(1b) the existence, uniqueness and stability of a weak solution;
(1c) FEMs or BEMs based on variational formulations.
The main idea of (1a) for BIEs is to extend continuously differentiable function spaces
to Sobolev spaces and operators are also extended to Sobolev spaces. The study of
Sobolev spaces could follow [26, 60, 1]. Since Sobolev spaces and generalized operators
are defined in a distributional sense, the continuously differentiable condition is released
and the problem could be defined on a domain with a Lipschitz boundary.

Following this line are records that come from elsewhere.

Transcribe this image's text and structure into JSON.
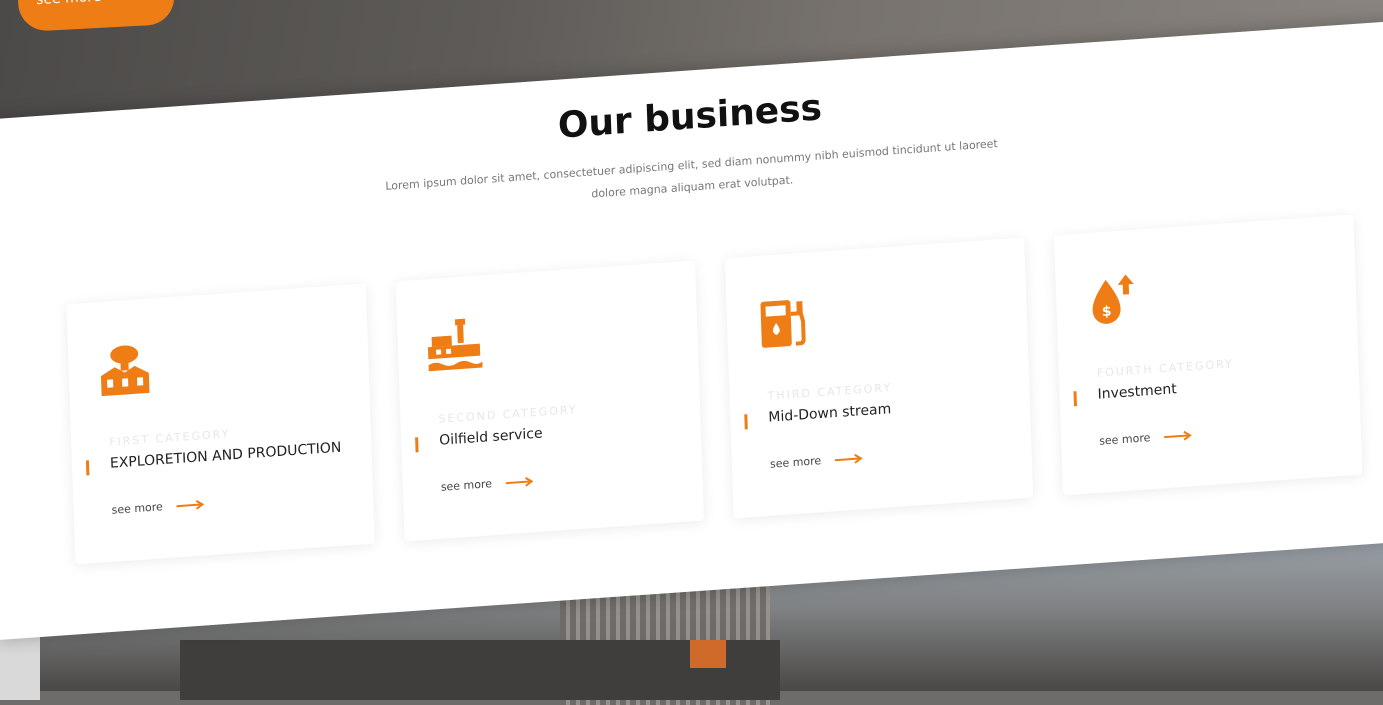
{
  "hero": {
    "button_label": "see more"
  },
  "section": {
    "title": "Our business",
    "description": "Lorem ipsum dolor sit amet, consectetuer adipiscing elit, sed diam nonummy nibh euismod tincidunt ut laoreet dolore magna aliquam erat volutpat."
  },
  "cards": [
    {
      "category": "FIRST CATEGORY",
      "name": "EXPLORETION AND PRODUCTION",
      "link": "see more",
      "icon": "oil-exploration-icon"
    },
    {
      "category": "SECOND CATEGORY",
      "name": "Oilfield service",
      "link": "see more",
      "icon": "oil-rig-ship-icon"
    },
    {
      "category": "THIRD CATEGORY",
      "name": "Mid-Down stream",
      "link": "see more",
      "icon": "fuel-pump-icon"
    },
    {
      "category": "FOURTH CATEGORY",
      "name": "Investment",
      "link": "see more",
      "icon": "oil-price-icon"
    }
  ],
  "colors": {
    "accent": "#ee7d15",
    "text": "#222222",
    "muted": "#777777"
  }
}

We have three
steps for (1a) and five sub-steps for the continuity of boundary integral operators (BIO).
(2a) definitions of Sobolev spaces;
(2b) of generalized operators;2 Boundary Element Methods for Boundary Value Problems
(2c) continuity of generalized operators.
• continuity of Neumann and Dirichlet trace operators;
• of potential operators;
• potentials as weak solutions of a generalized problem;
• continuity of boundary integral operators;
• representations of singular integrals.
The next step (1b) is to define a variational formulation by a dual pairing and discuss
the existence, uniqueness and stability of a weak solution. The Lax-Milgram theorem
and Fredholm alternative lemma are the common tools used in this step. They need the
bilinear form in the variational formulation to be elliptic or satisfy the Gårding inequality.
This step need the knowledge of function analysis and the study could follow [20, 59, 5].
In the last step (1c) we need to define a boundary element space instead of the Sobolev
space in the variational formulation and get a discretization formulation. The strategy to
do the a Priori error estimates for BEMs is exactly the same with FEMs. They are the
Cea’s lemma, optimal convergence and super convergence. The study of BEMs could
follow [34, 58, 65, 62]
Figure 1.1 A flow chart of Galerkin-BEMs for boundary value problems1.1 Classical electrodynamics 3
Fig 1.1 is a flow chart of a standard procedure of the study of BIEs and BEMs for
boundary value problems. In this chapter we follow Fig 1.1 to give an introduction of
Galerkin-BEMs for Dirichlet and Neumann boundary value problems for the Helmholtz
equation and the Maxwell’s equations with some numerical examples. This chapter is
the basis of the whole thesis which includes the definitions of function spaces, and the
definitions and properties of boundary integral operators for the Helmholtz equation and
the Maxwell’s equations. The work of BEMs for the Maxwell’s equations is based on the
work for the Helmholtz equation and the work for the Helmholtz equation is based on
the work for the Laplace equation. The work for the Laplace equation is based on some
results of the study of the Laplace equation as a PDE.
1.1 Classical electrodynamics
In this section we introduce the Maxwell’s equations for different problems in classical
electrodynamics and classify them into the Poisson, heat and wave equations. We only
consider electromagnetic fields in a linear, homogeneous and isotropic medium. The study
of classical electrodynamics could follow [78, 30, 37].
The Maxwell’s equations
In 1864 J. C. Maxwell published the famous paper to combine the equations from
electrostatics and magnetostatics with Faraday law and modify them to be a consistent
equation system. We call this equation system the Maxwell’s equations. The Maxwell’s
equations are used to describe electromagnetic phenomena. In 1886 H. Hertz generated
and detected electromagnetic radiation in the University of Karlsruhe.
ρ
∇·E = , (1.1.1a)
ε
∂H
∇×E = −μ , (1.1.1b)
∂t
∇·H=0, (1.1.1c)
∂E
∇×H = j+ε , (1.1.1d)
∂t
whereE is the electric field intensity,H is the magnetic field intensity,ε is the permittivity,
μ is the permeability, ρ is the electric charge density and j is the electric current density.
The boundary conditions at the interface between two different mediums are given by
n·(ε E −ε E )=Σ, (1.1.2a)2 2 1 1
n×(E −E )=0, (1.1.2b)2 1
n·(μ H −μ H )=0, (1.1.2c)2 2 1 1
n×(H −H )=K, (1.1.2d)2 1
where n is the unit normal on the interface, μ , μ and ε , ε are the permeability and1 2 1 2
permittivity of two different mediums, respectively, Σ is the surface charge density, and